After graduating from high school in Palm Springs, Calif., Goldberg earned her bachelor’s degree from the University of Redlands in California, double-majoring in studio art and art history. Graduate work would lead to an MFA from Maryland Institute College of Art’s Mount Royal School of Art.
Her solid background in artistic traditions combined with her unique use of materials has become a Goldberg signature.
Each month, she says, she learned something new in her quest for sea foam — especially on one wintery trip that led to a revelation.
“It had just snowed the day before, and there was no sea foam,” she says. “Then I realized this is what the project is all about. I just started looking around. …What exactly is the memory going to be?”
Nearly all the beaches were new to Goldberg, which added to the excitement of discovering everything from rocky shores and unrelenting wind to the simple beauty of crashing waves.
She’ll talk about “beautiful ripples” at one beach or how another is just so “different from all the others.”
“Most of them don’t look alike,” she adds.
Summer crowds, she says, were never really an issue because of the close-up nature of her studying.
“I’m always getting very sandy and wet,” she says of the process that often found her lying on the beach, observing.
“I try to get, as often as I can, so close to the wave.”
AFTER THE BEACH
The works, depending on the intricacy, take from five to seven weeks to complete.
“What I do is I write down my impressions of the day… things that I’m smelling, things that I’m seeing…”
She will look at the photographs in the day or two after each visit, but then works from memory.
“I don’t know how accurate I really have been, but that’s not the point,” she says. “The goal is to make sure each has its different feeling and it represents the place.”
She will then create her work on a Plexiglas panel and demonstrates, using a pen with “a tip as fine as the head of a pin.”
“The drawing on Plexiglas is oil ink, then I paint with resin.” It is precise work.
“Everything that I do I cannot make a mistake. There’s no erasing,” she says with a little laugh that belies the serious work at hand.
Pieces can be frosted and then set with a nontoxic resin that dries naturally.
She creates a wooden back panel, its custom-blended latex hue further evoking the particular beach.
Purples might remind her of a dramatic post-sunset moment, while green commemorates seaweed. She’s also affected by shells and rocks, the movement of birds or the sounds of the surf.
“We are dealing with nature, and nature’s unpredictable,” she says, as is each piece.
Goldberg’s even discovered new methods. Ground glass — old light bulbs to be exact — “makes beautiful frost and snow.”
“I really like exploring unlikely materials.”
THE PROCESS CONTINUES

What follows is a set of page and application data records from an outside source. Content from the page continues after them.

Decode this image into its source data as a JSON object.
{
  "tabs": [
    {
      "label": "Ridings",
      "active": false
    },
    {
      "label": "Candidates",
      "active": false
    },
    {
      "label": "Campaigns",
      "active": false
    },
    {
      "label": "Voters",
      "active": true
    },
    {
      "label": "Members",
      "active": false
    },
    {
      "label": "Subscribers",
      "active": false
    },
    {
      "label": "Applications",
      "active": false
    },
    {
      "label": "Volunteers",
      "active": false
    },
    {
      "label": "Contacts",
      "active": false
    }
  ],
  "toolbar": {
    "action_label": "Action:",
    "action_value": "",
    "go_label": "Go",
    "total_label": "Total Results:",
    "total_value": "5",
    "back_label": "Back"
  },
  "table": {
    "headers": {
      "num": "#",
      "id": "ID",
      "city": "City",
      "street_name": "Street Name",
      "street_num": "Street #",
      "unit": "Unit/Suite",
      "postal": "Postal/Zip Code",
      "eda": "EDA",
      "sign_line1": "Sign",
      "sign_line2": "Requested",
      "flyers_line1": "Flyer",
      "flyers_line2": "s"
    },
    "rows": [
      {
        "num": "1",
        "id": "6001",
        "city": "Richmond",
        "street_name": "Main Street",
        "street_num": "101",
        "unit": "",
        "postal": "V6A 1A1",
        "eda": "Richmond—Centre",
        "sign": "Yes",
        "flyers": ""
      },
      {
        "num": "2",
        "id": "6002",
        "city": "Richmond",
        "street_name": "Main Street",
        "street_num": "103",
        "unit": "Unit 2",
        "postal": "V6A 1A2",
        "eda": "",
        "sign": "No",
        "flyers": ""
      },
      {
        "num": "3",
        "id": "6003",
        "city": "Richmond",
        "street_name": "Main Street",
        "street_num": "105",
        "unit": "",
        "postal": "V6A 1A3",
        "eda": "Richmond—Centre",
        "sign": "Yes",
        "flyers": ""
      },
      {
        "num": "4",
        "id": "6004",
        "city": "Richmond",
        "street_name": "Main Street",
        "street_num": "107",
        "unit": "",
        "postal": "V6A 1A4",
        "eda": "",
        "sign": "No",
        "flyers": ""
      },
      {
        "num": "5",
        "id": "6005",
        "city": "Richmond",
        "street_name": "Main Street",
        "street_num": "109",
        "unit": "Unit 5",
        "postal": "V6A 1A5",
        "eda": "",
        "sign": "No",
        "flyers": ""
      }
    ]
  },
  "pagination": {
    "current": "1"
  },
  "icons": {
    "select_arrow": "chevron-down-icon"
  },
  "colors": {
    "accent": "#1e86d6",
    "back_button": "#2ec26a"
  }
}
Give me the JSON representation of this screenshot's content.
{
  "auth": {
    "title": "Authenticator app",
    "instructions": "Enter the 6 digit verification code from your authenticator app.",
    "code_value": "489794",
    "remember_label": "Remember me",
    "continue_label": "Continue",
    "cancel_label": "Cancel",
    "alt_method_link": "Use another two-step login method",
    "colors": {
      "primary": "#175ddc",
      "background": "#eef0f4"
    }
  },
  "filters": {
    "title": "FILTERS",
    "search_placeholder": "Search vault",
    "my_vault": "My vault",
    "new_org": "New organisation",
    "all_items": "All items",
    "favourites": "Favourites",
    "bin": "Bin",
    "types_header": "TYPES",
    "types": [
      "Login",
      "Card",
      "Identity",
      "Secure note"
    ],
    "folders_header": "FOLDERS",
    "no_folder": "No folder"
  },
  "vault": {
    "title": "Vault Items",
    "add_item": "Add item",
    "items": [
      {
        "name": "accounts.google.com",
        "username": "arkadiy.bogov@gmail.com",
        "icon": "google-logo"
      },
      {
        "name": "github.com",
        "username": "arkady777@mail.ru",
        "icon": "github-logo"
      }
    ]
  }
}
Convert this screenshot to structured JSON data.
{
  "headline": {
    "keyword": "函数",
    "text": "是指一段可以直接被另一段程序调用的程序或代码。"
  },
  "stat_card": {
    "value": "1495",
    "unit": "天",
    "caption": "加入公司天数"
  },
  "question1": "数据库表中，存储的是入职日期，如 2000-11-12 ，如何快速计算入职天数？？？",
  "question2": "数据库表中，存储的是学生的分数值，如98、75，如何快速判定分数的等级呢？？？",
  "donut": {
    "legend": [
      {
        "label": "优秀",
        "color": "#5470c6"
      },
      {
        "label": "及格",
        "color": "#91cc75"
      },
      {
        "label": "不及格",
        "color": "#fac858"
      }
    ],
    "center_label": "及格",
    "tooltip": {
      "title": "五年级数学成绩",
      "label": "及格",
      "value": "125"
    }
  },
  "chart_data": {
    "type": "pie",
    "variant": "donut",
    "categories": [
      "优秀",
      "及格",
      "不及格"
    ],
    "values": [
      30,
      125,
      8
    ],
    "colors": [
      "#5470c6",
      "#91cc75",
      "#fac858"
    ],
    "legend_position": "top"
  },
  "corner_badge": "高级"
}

Throughout the year, of course, Goldberg is juggling all her other projects, which include serving as director of bau (Beacon Artists Union) gallery. Goldberg, whose work was featured earlier this year at both Gallery 66 NY in Cold Spring and as part of “Nature Inc” at the Rockland Center for the Arts in West Nyack, also exhibits across the country — and the world, from Germany to South Africa, Sweden to New Zealand.
Most recently, she gave up directing the Skylight Gallery in Manhattan, choosing to devote more time to her own work.
After all, she says, “I’m an artist first.”
And this project and its panels, she adds, finds her both challenged and rewarded.
“They’re a labor of love. They really are. When one comes out, it’s almost sad because I don’t get to engage in that piece anymore — but it’s a celebration, too.”
For more, visit carlagoldberg.com.